[Task directions]
All records given below must be printed word for word.

(Listed records begins)

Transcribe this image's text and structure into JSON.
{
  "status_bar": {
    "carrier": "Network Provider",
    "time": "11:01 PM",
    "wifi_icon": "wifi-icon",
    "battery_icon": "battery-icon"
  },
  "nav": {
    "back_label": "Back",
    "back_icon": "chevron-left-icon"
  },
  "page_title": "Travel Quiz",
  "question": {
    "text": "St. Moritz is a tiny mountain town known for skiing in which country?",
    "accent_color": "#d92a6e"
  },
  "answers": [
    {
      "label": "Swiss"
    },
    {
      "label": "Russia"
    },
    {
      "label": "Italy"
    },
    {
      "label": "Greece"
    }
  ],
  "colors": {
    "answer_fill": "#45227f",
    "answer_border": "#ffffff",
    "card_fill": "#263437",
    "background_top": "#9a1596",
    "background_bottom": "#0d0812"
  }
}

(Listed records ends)

[Response area]
Transcribe this image's text and structure into JSON.
{
  "status_bar": {
    "carrier": "Network Provider",
    "time": "11:01 PM",
    "wifi_icon": "wifi-icon",
    "battery_icon": "battery-icon"
  },
  "nav": {
    "back_label": "Back",
    "back_icon": "chevron-left-icon"
  },
  "page_title": "Travel Quiz",
  "question": {
    "text": "St. Moritz is a tiny mountain town known for skiing in which country?",
    "accent_color": "#d92a6e"
  },
  "answers": [
    {
      "label": "Swiss"
    },
    {
      "label": "Russia"
    },
    {
      "label": "Italy"
    },
    {
      "label": "Greece"
    }
  ],
  "colors": {
    "answer_fill": "#45227f",
    "answer_border": "#ffffff",
    "card_fill": "#263437",
    "background_top": "#9a1596",
    "background_bottom": "#0d0812"
  }
}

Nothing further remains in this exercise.